Five reporters went on a government-arranged trip to a remote prison that houses a leader of the 1989 Tiananmen Square protests, but they were not allowed to speak to him.
While prison officials denied that Liu Gang, 33, or any other prisoners were tortured, as alleged by human rights groups, the reporters could not verify that for themselves, according to notes of the trip distributed Saturday on their return to Beijing.
The five reporters who went to the Lingyuan No. 2 Labor Reform Detachment in Liaoning Province were shown videotapes of Liu, who was third on the list of most-wanted students after the army crushed the pro-democracy protests on June 4, 1989. He was sentenced to six years in jail in 1991.
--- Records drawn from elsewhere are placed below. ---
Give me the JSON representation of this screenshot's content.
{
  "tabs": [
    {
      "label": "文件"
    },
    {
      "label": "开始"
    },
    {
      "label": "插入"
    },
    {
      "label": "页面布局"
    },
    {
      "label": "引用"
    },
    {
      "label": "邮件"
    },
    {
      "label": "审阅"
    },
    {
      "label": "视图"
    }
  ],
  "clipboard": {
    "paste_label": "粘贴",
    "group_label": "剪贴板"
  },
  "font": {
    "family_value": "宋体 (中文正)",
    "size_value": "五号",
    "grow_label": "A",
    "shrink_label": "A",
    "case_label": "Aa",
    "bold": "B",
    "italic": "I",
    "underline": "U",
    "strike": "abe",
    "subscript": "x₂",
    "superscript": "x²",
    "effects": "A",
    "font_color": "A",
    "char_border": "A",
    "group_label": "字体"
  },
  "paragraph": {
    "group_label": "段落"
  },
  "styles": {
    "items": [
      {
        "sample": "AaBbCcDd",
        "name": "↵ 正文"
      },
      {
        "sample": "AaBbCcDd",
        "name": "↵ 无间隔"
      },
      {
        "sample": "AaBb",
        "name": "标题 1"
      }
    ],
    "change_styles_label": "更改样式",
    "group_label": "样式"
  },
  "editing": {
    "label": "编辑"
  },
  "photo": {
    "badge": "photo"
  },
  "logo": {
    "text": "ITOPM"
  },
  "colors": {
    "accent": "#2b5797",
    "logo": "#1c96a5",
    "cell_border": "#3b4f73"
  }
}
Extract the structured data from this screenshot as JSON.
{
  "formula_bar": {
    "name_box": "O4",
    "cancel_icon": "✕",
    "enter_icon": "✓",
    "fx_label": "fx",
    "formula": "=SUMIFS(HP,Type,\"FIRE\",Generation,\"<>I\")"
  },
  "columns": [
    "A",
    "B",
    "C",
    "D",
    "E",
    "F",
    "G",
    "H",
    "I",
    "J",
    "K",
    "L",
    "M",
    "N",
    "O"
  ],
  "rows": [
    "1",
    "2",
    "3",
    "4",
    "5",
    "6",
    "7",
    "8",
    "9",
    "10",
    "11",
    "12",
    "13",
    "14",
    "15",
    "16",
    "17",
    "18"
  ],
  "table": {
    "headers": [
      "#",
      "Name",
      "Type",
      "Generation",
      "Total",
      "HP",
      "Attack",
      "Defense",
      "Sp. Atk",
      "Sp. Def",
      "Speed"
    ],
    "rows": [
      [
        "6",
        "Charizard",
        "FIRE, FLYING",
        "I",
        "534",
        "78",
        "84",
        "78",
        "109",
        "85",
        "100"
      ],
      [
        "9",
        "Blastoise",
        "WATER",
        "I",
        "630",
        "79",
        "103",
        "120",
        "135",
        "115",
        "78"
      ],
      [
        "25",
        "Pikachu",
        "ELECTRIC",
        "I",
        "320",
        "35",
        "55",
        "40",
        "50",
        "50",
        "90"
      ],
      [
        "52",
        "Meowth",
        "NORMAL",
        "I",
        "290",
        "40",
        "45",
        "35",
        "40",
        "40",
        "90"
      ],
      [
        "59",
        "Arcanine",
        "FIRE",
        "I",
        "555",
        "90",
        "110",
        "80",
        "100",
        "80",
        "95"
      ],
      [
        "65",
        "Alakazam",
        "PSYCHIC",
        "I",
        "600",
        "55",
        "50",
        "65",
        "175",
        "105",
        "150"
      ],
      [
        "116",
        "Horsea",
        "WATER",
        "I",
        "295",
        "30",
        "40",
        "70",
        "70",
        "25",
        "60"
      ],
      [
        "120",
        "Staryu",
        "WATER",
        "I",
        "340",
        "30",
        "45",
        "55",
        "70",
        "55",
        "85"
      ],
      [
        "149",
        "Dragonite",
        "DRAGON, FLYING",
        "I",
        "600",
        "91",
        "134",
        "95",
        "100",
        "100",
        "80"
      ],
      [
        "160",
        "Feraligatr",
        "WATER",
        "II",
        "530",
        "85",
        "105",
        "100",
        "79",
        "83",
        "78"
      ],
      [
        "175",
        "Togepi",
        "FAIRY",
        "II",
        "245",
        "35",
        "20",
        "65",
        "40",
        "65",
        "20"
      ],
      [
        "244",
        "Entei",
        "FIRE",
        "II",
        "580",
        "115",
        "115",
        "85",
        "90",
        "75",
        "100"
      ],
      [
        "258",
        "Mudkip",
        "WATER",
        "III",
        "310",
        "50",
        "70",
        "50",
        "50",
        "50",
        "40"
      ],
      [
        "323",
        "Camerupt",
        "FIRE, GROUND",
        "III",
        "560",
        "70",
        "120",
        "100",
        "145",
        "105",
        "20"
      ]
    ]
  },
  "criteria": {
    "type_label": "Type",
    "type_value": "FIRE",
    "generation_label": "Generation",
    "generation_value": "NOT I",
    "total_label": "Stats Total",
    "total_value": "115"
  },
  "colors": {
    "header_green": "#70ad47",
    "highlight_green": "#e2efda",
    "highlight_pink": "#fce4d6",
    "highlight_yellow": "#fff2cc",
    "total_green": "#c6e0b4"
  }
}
At one point, officials told the reporters to go to a window where they could see Liu walking with guards. They were then shown Liu smoking a cigarette and talking to guards on a closed-circuit television link that had no sound.
Human rights groups and Liu's family members have alleged the dissident has suffered from a wide range of physical and psychological torture.
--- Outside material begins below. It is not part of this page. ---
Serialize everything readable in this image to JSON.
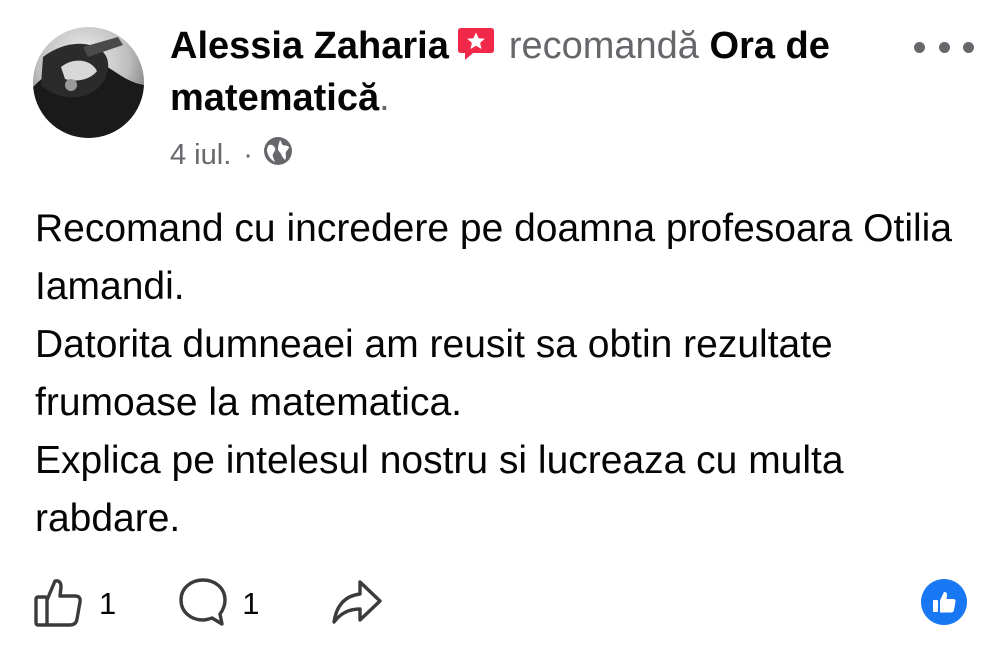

"This has never happened, not only to Liu Gang but to others," warden Xin Tingquan told the reporters. "We are a civilized prison which operates according to the law."
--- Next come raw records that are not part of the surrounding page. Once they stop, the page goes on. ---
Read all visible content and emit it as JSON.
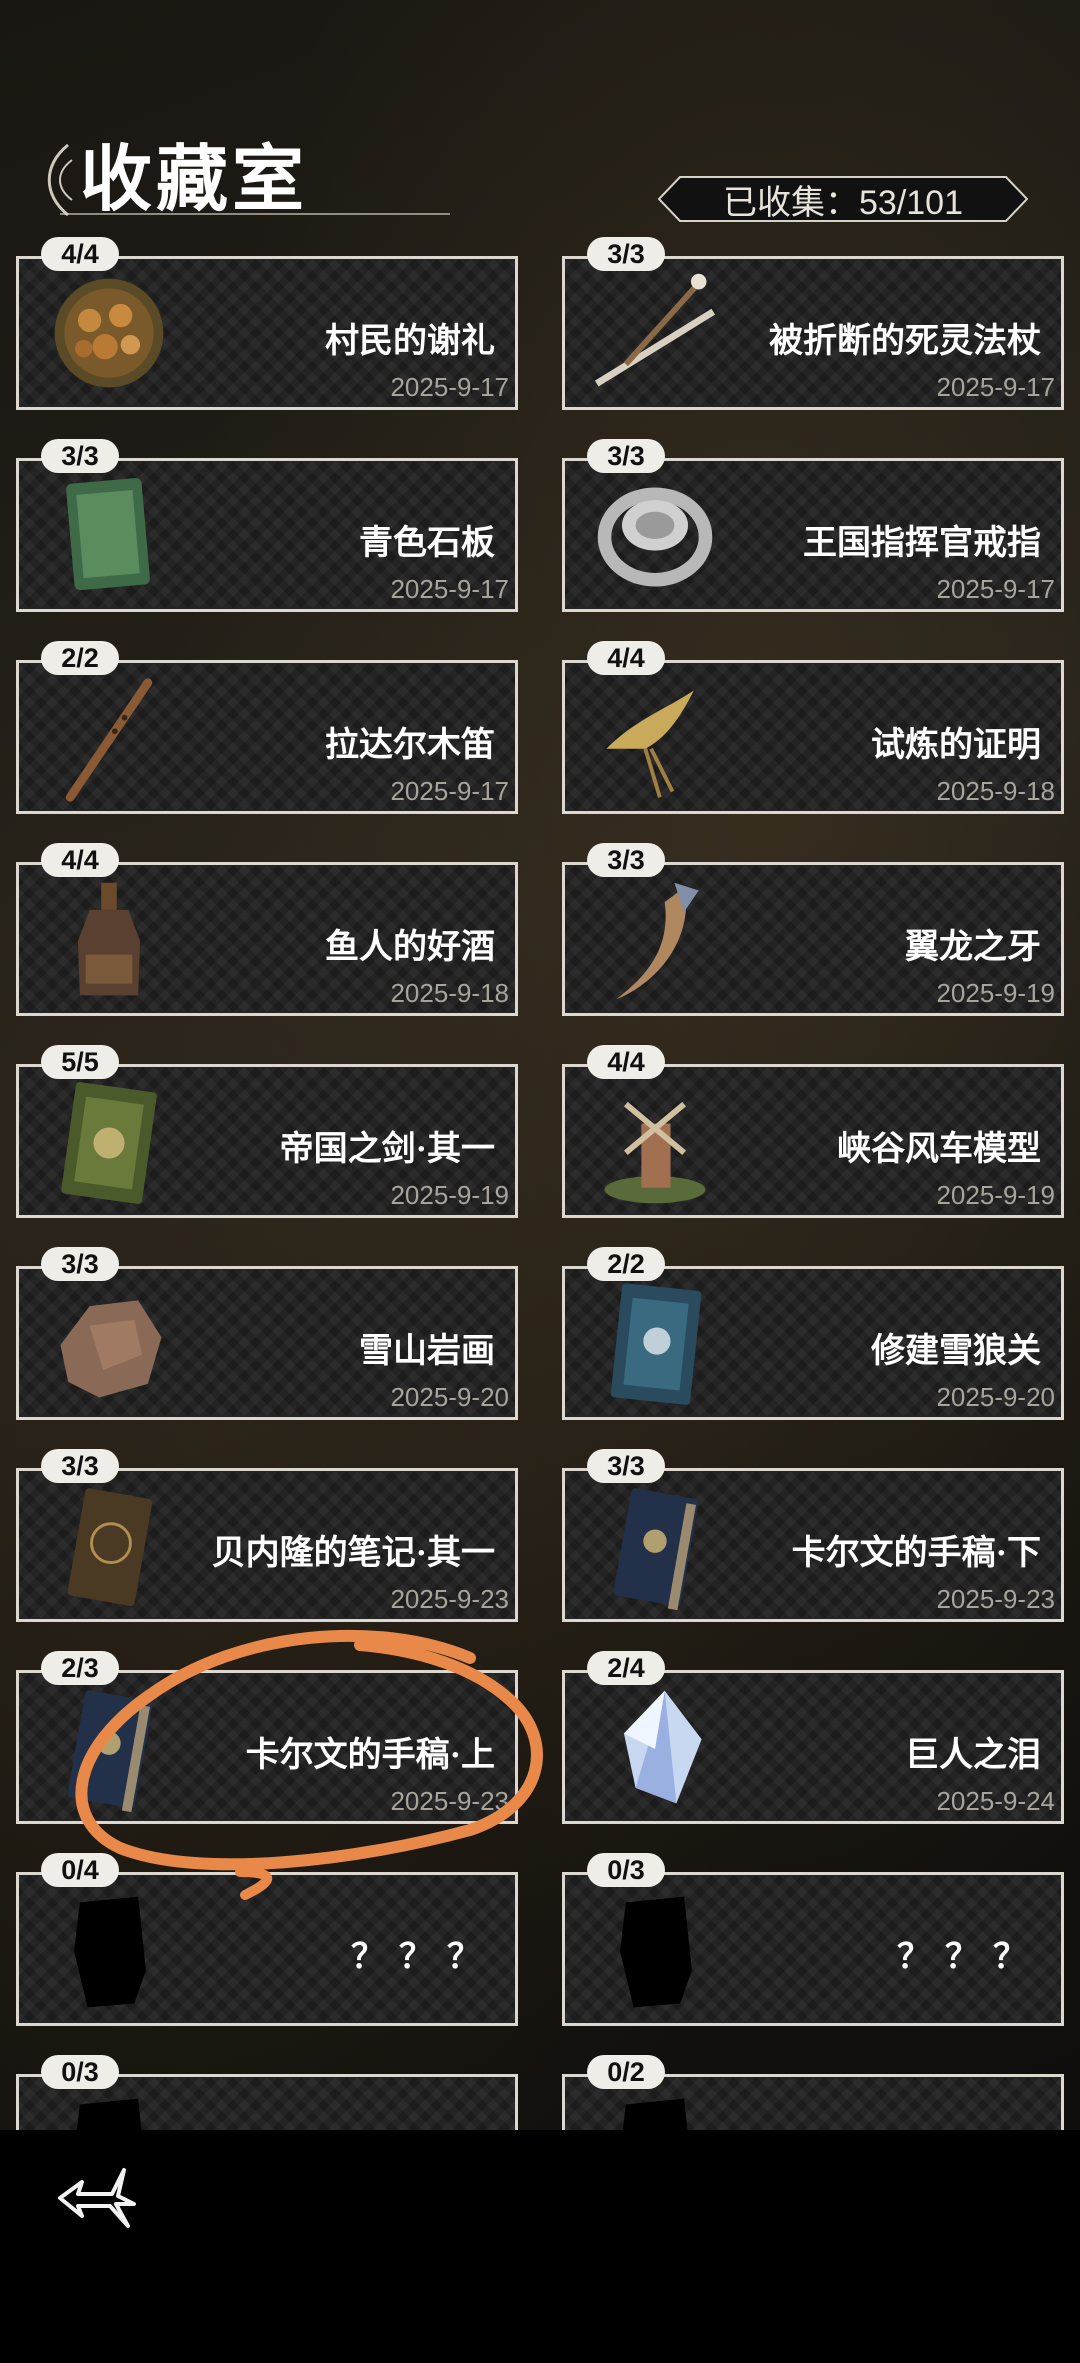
{
  "header": {
    "title": "收藏室",
    "counter": "已收集：53/101"
  },
  "items": [
    {
      "count": "4/4",
      "name": "村民的谢礼",
      "date": "2025-9-17",
      "icon": "wreath-icon"
    },
    {
      "count": "3/3",
      "name": "被折断的死灵法杖",
      "date": "2025-9-17",
      "icon": "broken-staff-icon"
    },
    {
      "count": "3/3",
      "name": "青色石板",
      "date": "2025-9-17",
      "icon": "stone-tablet-icon"
    },
    {
      "count": "3/3",
      "name": "王国指挥官戒指",
      "date": "2025-9-17",
      "icon": "ring-icon"
    },
    {
      "count": "2/2",
      "name": "拉达尔木笛",
      "date": "2025-9-17",
      "icon": "flute-icon"
    },
    {
      "count": "4/4",
      "name": "试炼的证明",
      "date": "2025-9-18",
      "icon": "feather-emblem-icon"
    },
    {
      "count": "4/4",
      "name": "鱼人的好酒",
      "date": "2025-9-18",
      "icon": "bottle-icon"
    },
    {
      "count": "3/3",
      "name": "翼龙之牙",
      "date": "2025-9-19",
      "icon": "fang-icon"
    },
    {
      "count": "5/5",
      "name": "帝国之剑·其一",
      "date": "2025-9-19",
      "icon": "green-book-icon"
    },
    {
      "count": "4/4",
      "name": "峡谷风车模型",
      "date": "2025-9-19",
      "icon": "windmill-icon"
    },
    {
      "count": "3/3",
      "name": "雪山岩画",
      "date": "2025-9-20",
      "icon": "rock-icon"
    },
    {
      "count": "2/2",
      "name": "修建雪狼关",
      "date": "2025-9-20",
      "icon": "blue-book-icon"
    },
    {
      "count": "3/3",
      "name": "贝内隆的笔记·其一",
      "date": "2025-9-23",
      "icon": "notebook-icon"
    },
    {
      "count": "3/3",
      "name": "卡尔文的手稿·下",
      "date": "2025-9-23",
      "icon": "manuscript-icon"
    },
    {
      "count": "2/3",
      "name": "卡尔文的手稿·上",
      "date": "2025-9-23",
      "icon": "manuscript-icon"
    },
    {
      "count": "2/4",
      "name": "巨人之泪",
      "date": "2025-9-24",
      "icon": "crystal-icon"
    },
    {
      "count": "0/4",
      "name": "？？？",
      "date": "",
      "icon": "unknown-silhouette-icon"
    },
    {
      "count": "0/3",
      "name": "？？？",
      "date": "",
      "icon": "unknown-silhouette-icon"
    },
    {
      "count": "0/3",
      "name": "",
      "date": "",
      "icon": "unknown-silhouette-icon"
    },
    {
      "count": "0/2",
      "name": "",
      "date": "",
      "icon": "unknown-silhouette-icon"
    }
  ],
  "footer": {
    "back_icon": "back-emblem-icon"
  },
  "annotation": {
    "color": "#e8894a",
    "shape": "hand-drawn-circle"
  }
}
One reporter on the trip said Liu looked overweight and had bad skin.